Plus, Madonna, the ''Blair Witch'' team, Gus Van Sant, Sean Connery, the Eagles, and more
OUT OF COMPETITION Sadly, you won’t be hearing the Academy Award orchestra charge through the sheet music for ”Uncle F—ka” at this year’s Oscars: The category of ”Best Original Song Score” has been eliminated from this year’s competition since there weren’t enough eligible films — only ”South Park: Bigger, Longer & Uncut” and ”Tarzan.” The ”Song Score” category was created in 1995 to split up dramatic scores from those of comedies and musicals, which usually include tunes with lyrics. The individual songs from ”South Park” are still eligible for consideration in the ”Best Original Song” category, so you still may finally get to see that Oscar-night flatulence solo that you’ve always dreamed of.
IT’S BACK If you took solace in the fact that in the next millennium our country might stop getting drunk and singing all the words to Don McLean’s ”American Pie” in bars, here’s some bad news: According to MTV News, Madonna is going to cover the song for the soundtrack of her upcoming film, ”The Next Best Thing,” meaning a whole new generation will slur the words into a beer bottle microphone until you want to weep.
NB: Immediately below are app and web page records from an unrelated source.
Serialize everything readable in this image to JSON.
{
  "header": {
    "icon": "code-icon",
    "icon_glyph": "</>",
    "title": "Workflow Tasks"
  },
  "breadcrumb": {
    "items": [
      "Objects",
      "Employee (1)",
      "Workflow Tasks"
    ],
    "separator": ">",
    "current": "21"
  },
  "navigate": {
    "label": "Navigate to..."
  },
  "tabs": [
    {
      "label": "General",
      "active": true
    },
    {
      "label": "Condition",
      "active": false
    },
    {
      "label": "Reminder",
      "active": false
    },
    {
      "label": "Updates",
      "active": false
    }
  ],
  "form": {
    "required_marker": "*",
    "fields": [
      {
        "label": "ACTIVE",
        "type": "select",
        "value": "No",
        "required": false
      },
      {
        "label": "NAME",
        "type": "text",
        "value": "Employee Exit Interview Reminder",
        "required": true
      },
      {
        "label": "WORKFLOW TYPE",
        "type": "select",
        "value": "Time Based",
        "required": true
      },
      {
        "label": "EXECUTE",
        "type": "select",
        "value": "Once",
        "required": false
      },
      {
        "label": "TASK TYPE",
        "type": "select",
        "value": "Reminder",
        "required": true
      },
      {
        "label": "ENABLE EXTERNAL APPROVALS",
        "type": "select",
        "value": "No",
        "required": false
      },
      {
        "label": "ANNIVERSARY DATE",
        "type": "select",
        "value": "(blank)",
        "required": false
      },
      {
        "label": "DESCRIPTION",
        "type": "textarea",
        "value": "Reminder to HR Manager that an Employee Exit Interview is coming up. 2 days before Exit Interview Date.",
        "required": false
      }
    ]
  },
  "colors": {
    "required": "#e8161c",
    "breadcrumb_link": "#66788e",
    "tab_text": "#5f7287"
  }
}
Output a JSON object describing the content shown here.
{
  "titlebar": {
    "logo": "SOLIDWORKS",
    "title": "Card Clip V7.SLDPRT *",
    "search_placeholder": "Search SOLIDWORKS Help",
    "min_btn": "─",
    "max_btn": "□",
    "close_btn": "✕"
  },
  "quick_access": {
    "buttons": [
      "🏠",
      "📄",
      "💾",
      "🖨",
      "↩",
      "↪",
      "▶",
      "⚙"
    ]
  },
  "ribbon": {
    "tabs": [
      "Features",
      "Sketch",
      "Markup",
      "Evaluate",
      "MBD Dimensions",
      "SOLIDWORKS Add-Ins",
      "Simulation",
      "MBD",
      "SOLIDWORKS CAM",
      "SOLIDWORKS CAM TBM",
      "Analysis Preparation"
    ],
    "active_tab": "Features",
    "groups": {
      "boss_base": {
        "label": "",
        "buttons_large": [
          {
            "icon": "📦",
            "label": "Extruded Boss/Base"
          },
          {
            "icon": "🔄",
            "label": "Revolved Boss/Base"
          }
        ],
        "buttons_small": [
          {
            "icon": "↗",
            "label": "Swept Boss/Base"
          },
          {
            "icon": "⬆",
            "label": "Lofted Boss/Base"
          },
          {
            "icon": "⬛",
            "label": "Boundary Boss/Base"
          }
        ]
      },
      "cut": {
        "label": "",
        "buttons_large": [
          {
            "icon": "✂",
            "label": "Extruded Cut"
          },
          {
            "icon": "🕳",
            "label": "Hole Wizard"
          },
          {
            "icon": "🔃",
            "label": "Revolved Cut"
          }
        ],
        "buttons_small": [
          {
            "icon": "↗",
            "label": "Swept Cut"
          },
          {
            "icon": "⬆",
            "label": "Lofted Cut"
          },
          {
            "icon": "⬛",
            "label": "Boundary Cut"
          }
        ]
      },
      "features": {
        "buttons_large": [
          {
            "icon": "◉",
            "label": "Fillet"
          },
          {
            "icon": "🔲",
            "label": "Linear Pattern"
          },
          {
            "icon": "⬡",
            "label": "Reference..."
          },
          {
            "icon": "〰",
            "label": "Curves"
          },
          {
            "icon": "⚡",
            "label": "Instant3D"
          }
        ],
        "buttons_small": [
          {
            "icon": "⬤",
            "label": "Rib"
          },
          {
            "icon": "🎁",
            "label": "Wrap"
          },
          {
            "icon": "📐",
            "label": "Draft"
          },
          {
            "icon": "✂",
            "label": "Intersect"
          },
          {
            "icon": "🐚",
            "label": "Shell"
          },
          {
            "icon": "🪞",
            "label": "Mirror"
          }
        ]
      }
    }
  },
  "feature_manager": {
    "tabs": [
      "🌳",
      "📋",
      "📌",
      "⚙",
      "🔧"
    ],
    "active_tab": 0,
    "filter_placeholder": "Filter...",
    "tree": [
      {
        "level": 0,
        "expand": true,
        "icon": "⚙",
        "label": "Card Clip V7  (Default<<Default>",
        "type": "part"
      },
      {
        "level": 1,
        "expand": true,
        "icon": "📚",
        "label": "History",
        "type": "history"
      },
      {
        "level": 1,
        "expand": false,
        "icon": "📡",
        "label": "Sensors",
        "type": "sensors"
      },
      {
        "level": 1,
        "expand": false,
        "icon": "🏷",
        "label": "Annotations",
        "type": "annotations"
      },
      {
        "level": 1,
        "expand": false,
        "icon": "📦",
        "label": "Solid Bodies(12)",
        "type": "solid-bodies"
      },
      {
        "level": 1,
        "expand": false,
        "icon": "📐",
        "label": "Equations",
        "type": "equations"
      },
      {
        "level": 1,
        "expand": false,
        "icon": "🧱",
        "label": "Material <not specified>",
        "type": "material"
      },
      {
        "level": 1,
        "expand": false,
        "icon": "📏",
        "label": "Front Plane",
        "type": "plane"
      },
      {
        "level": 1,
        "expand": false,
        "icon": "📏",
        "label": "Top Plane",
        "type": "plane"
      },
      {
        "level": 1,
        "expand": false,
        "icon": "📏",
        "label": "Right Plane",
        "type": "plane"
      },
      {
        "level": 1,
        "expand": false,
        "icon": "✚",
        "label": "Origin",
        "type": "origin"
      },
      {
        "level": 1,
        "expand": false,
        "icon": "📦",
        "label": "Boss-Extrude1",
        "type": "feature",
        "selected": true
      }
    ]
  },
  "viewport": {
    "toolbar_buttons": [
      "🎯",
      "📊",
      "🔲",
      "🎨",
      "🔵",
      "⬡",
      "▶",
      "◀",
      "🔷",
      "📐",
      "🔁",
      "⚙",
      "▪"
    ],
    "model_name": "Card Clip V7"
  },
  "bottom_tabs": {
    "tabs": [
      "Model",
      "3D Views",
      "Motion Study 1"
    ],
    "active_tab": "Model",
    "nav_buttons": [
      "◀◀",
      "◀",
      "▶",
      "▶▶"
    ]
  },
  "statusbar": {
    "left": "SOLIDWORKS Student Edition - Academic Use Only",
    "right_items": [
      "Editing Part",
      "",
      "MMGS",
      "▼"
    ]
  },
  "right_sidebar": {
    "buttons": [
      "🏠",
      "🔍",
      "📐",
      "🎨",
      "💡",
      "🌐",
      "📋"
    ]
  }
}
REEL DEALS The ”Blair Witch Project” makers have a new film in the works, and this one even has a script! It’s a comedy called ”Heart of Love” that codirector Daniel Myrick tells Variety will be like ”Monty Python meets ‘Airplane.”’ It ”will be no ‘Blair Witch,’ which was a once-in-a-lifetime thing,” says Myrick, who explains that Artisan is planning a sequel to the horror hit, which his team won’t be involved with, but if a third is given a go they will make that one. And, wisely planning ahead, Myrick adds that they are prepared for their ”Heart” to be their ”sophomore bomb, when people will say our careers are over”…. With ”Good Will Hunting,” Gus Van Sant seems to have abandoned the quirky films of his past: His next project will be ”Finding Forrester,” a tale of a Salinger-like reclusive writer (played by Sean Connery, who will also executive-produce) who befriends a poor African-American novelist. It doesn’t exactly sound like ”Drugstore Cowboy”…. Adrian Lyne (”Fatal Attraction”) will direct an untitled thriller about a woman whose love for her husband is rekindled after he kills her lover. (They don’t teach that in couples therapy.)
TOP OF THE CHARTS The Eagles album ”Their Greatest hits, 1971-1975” has been named the best-selling album of the century in the U.S. by the Recording Industry Association of America, having sold 26 million copies. However, the century’s not over until Dec. 31, 2000, so runner-up Michael Jackson (whose ”Thriller” now stands at 25 million) still has a chance to pull ahead, especially because he has a new album coming out next year which could goose his catalog sales. Even if Jackson doesn’t topple the Eagles in America, he still has the advantage globally, where ”Thriller” has moved 46 million copies, compared to the Eagles’ 40 million.
HOST NAMED Because it’s not enough to copy ABC’s game-show strategy, networks also have to copy its casting pattern too, NBC has commissioned another daytime talk-show veteran — Maury Povich — to host its remake of the 1950s gamer ”Twenty One.” (What’s the matter, couldn’t find someone named Phegis Rilbin?) The show will premiere on Jan. 9 (two days before the return of ”Millionaire”) and will initially only air four times in two weeks. When Leeza Gibbons starts hosting ”Card Sharks 2000,” can we officially declare this trend dead?
AILING For the second time this year, Barry White has had to cancel a string of shows due to exhaustion. In August he had to nix seven dates in the U.S., and now he’s had to postpone 12 European shows and is heading back to California for a checkup.
ARRESTED Hollywood manager Jay Bernstein — whose clients have included Michael Jackson, Drew Barrymore, and Farrah Fawcett — was arrested Monday for allegedly beating an unidentified 29-year-old man in the head with a flashlight at Bernstein’s home, according to the Associated Press. ”What went on at the house had to do with the protection and safety of my only child, my 6-month-old daughter, Amber Leigh,” said Bernstein, who was booked for investigation of assault with a deadly weapon and freed on $20,000 bail.